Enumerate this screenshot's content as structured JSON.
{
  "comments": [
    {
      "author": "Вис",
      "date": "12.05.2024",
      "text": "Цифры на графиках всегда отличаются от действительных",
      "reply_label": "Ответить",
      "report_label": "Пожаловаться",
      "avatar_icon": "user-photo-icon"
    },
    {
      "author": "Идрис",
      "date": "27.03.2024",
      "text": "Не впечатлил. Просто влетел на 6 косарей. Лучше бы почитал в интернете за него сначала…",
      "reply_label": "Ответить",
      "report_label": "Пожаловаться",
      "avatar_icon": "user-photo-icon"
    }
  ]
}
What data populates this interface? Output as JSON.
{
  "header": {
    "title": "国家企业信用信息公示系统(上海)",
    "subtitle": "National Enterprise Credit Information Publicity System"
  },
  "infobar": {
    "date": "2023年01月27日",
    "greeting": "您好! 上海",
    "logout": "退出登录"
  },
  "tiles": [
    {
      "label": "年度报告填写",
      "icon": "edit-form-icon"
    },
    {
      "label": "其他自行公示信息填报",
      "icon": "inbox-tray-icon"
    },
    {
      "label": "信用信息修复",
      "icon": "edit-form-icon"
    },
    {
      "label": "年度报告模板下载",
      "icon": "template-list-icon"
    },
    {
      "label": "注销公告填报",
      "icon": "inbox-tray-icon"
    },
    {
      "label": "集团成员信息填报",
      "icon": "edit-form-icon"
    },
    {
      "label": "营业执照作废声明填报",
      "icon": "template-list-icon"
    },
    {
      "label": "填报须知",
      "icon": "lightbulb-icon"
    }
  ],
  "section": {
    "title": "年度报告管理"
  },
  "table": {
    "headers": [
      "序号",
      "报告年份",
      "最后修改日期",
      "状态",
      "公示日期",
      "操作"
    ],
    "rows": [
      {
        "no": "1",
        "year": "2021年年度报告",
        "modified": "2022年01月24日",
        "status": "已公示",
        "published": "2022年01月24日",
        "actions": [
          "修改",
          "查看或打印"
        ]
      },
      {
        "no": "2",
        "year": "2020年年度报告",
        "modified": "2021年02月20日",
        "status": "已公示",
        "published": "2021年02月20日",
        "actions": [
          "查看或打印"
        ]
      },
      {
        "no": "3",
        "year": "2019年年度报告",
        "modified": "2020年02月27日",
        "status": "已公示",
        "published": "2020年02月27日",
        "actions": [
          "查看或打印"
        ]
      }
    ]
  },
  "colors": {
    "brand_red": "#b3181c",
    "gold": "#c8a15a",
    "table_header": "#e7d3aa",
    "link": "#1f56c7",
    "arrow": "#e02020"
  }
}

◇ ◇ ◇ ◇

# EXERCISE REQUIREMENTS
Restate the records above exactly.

# RESPONSE FOR THIS EXERCISE
Enumerate this screenshot's content as structured JSON.
{
  "comments": [
    {
      "author": "Вис",
      "date": "12.05.2024",
      "text": "Цифры на графиках всегда отличаются от действительных",
      "reply_label": "Ответить",
      "report_label": "Пожаловаться",
      "avatar_icon": "user-photo-icon"
    },
    {
      "author": "Идрис",
      "date": "27.03.2024",
      "text": "Не впечатлил. Просто влетел на 6 косарей. Лучше бы почитал в интернете за него сначала…",
      "reply_label": "Ответить",
      "report_label": "Пожаловаться",
      "avatar_icon": "user-photo-icon"
    }
  ]
}
What data populates this interface? Output as JSON.
{
  "header": {
    "title": "国家企业信用信息公示系统(上海)",
    "subtitle": "National Enterprise Credit Information Publicity System"
  },
  "infobar": {
    "date": "2023年01月27日",
    "greeting": "您好! 上海",
    "logout": "退出登录"
  },
  "tiles": [
    {
      "label": "年度报告填写",
      "icon": "edit-form-icon"
    },
    {
      "label": "其他自行公示信息填报",
      "icon": "inbox-tray-icon"
    },
    {
      "label": "信用信息修复",
      "icon": "edit-form-icon"
    },
    {
      "label": "年度报告模板下载",
      "icon": "template-list-icon"
    },
    {
      "label": "注销公告填报",
      "icon": "inbox-tray-icon"
    },
    {
      "label": "集团成员信息填报",
      "icon": "edit-form-icon"
    },
    {
      "label": "营业执照作废声明填报",
      "icon": "template-list-icon"
    },
    {
      "label": "填报须知",
      "icon": "lightbulb-icon"
    }
  ],
  "section": {
    "title": "年度报告管理"
  },
  "table": {
    "headers": [
      "序号",
      "报告年份",
      "最后修改日期",
      "状态",
      "公示日期",
      "操作"
    ],
    "rows": [
      {
        "no": "1",
        "year": "2021年年度报告",
        "modified": "2022年01月24日",
        "status": "已公示",
        "published": "2022年01月24日",
        "actions": [
          "修改",
          "查看或打印"
        ]
      },
      {
        "no": "2",
        "year": "2020年年度报告",
        "modified": "2021年02月20日",
        "status": "已公示",
        "published": "2021年02月20日",
        "actions": [
          "查看或打印"
        ]
      },
      {
        "no": "3",
        "year": "2019年年度报告",
        "modified": "2020年02月27日",
        "status": "已公示",
        "published": "2020年02月27日",
        "actions": [
          "查看或打印"
        ]
      }
    ]
  },
  "colors": {
    "brand_red": "#b3181c",
    "gold": "#c8a15a",
    "table_header": "#e7d3aa",
    "link": "#1f56c7",
    "arrow": "#e02020"
  }
}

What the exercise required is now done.